All a surgeon has is time and skill, and a month has only so many business hours or days. Although time off for vacation and education is important, it is equally important to recognize the impact of that time off on productivity. This table (D) shows the number of business days in the month, the number of those days the surgeon was off, and the percentage of the business days that time off equals.

This table is important because physician time off has the most direct impact on revenue of any of the indicators. The reimbursement services staff cannot become more effective at collecting on charges not generated.

New business
The new patient visits and consultations section (E) is the “new business” feature. It tells the surgeon how many new patient visits and consultations he or she has had in the current month and year-to-date.

Next available appointment
Next available appointment data (F) are key to practice growth. People who need to see an orthopaedic surgeon often have a greater sense of urgency because they are hurting or experiencing immobility. The ability to schedule a new or established patient visit is an essential practice management indicator, and one that physicians can control to a degree. This feature was added by our physicians and has helped many of them make important decisions about clinic time and scheduling templates.

Noncontractual adjustments
The noncontractual adjustments summary (G) tells you the reasons for noncontractual adjustments. The order of the adjustment reasons may differ for each physician. In this example, 55 percent of the noncontractual adjustments are due to bundling procedures that were initially reported separately.
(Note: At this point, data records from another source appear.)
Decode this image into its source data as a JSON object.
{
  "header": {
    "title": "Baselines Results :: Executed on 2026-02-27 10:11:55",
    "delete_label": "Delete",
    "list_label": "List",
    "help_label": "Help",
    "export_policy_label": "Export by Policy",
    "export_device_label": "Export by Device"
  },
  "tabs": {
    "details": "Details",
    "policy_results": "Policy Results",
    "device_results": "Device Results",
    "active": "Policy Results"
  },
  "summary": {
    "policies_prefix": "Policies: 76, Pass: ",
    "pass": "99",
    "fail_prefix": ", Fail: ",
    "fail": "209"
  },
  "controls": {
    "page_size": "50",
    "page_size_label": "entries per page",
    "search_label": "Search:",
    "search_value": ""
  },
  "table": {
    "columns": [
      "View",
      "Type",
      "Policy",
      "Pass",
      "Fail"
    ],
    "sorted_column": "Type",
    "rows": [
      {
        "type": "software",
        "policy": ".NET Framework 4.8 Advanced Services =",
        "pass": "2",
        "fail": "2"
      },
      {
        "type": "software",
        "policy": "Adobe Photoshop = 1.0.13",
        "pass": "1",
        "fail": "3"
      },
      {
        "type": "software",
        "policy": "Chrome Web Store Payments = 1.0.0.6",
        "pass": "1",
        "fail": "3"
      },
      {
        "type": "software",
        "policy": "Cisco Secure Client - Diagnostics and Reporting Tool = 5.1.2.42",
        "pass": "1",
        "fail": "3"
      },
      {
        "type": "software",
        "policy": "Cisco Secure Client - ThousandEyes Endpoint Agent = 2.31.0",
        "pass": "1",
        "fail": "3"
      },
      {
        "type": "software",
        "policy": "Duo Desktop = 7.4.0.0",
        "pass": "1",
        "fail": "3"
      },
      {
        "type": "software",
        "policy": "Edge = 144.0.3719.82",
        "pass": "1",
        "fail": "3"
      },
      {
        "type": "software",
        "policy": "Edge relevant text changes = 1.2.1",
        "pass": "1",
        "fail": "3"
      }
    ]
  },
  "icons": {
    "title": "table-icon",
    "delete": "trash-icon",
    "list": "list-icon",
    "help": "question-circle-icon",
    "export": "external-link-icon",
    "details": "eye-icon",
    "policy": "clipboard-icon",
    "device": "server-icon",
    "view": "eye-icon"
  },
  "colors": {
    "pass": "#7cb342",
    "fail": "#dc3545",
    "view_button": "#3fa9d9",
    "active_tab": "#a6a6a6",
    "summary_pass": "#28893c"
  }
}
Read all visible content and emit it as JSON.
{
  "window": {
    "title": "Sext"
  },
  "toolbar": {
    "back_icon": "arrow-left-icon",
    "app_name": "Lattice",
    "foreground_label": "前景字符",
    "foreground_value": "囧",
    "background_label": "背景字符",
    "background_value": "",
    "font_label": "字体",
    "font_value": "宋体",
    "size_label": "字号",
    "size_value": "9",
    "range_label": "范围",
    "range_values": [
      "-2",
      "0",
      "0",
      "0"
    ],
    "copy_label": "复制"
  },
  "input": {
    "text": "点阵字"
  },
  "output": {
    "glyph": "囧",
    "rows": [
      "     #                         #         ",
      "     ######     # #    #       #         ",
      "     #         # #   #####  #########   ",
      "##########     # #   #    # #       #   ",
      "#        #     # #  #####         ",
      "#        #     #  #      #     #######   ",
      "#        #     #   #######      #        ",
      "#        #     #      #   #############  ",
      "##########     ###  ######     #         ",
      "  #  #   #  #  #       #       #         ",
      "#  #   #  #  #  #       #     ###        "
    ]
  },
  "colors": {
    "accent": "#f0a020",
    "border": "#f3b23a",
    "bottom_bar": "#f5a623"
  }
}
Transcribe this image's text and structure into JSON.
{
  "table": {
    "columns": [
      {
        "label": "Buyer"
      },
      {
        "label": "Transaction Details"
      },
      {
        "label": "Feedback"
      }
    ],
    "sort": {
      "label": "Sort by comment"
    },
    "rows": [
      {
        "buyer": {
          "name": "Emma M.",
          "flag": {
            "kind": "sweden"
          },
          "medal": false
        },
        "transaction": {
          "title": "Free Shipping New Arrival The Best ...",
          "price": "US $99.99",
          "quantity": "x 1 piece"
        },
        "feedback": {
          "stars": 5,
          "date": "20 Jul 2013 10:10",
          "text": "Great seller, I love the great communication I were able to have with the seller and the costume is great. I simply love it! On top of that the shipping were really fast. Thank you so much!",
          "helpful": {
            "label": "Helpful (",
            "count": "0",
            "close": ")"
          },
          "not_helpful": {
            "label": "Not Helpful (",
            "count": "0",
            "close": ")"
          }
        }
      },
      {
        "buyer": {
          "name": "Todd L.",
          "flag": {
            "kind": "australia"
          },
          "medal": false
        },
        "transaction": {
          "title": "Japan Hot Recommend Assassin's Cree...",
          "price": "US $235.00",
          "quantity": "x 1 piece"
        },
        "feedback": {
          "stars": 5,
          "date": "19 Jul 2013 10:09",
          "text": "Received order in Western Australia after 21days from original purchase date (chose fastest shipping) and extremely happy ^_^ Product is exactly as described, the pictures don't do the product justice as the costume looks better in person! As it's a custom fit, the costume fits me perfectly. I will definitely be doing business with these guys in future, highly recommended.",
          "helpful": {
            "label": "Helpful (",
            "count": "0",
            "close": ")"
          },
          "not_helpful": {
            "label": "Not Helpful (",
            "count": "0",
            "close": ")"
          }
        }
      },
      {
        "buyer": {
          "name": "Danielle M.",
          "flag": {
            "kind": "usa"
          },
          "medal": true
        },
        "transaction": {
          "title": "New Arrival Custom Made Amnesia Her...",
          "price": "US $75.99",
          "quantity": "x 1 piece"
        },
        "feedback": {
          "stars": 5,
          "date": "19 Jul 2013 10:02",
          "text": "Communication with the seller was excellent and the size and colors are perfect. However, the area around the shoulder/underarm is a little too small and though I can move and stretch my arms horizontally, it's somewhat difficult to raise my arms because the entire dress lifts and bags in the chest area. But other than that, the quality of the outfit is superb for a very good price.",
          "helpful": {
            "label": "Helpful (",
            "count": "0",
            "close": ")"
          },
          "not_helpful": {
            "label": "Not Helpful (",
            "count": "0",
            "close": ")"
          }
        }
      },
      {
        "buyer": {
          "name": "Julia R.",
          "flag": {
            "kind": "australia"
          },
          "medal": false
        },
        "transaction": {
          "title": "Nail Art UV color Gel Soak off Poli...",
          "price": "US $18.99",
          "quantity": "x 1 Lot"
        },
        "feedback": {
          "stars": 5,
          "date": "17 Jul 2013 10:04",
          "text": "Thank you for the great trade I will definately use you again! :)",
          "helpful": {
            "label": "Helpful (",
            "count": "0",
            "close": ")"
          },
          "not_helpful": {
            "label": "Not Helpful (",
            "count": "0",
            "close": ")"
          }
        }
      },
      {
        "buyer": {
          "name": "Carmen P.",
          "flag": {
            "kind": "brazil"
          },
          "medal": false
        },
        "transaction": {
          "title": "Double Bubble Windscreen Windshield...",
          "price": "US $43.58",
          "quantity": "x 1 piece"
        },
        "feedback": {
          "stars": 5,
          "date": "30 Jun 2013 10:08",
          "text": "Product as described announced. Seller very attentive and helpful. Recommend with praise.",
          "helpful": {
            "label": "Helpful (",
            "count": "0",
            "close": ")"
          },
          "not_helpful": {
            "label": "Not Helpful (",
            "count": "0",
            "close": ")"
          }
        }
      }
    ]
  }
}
Another 13 percent are due to visits billed within the global surgical package. These percentages indicate a code interpretation problem, either within the practice or with the carriers.

Occasionally, “Professional Adjustment” may be the first reason listed. This monthly summary can show the total impact of any “courtesy write-off” directives. The total noncontractual adjustments give individual physicians and practice management personnel an idea of the value of these adjustments.

Additional detail
We include a second page that details A/R that are older than 60 days and more than $1,000 (H—not shown here). This feature was requested by our physicians and enables them to focus on the accounts that need the most attention. It brings executive oversight and clinical encounters together and helps physicians to work in partnership with collectors, financial counselors, and front desk staff. Because cases are listed by patient name, the physician can identify accounts that are beyond the practice standard and can contact the collector to see if a letter of explanation is needed.

Although some physicians may initially be reluctant readers and users of this information, these reports can help them become astute executives. We e-mail the dashboards to the physician, the practice management staff, and the collections staff specific to the individual physician’s processes around the tenth of each month. They help staff and physicians work more effectively together toward the same goals.

Jennifer O’Brien, MSOD, is the executive director of Arkansas Specialty Orthopaedics, a 22-physician group, which created and implemented this monthly dashboard. She also serves as a consultant to KarenZupko & Associates.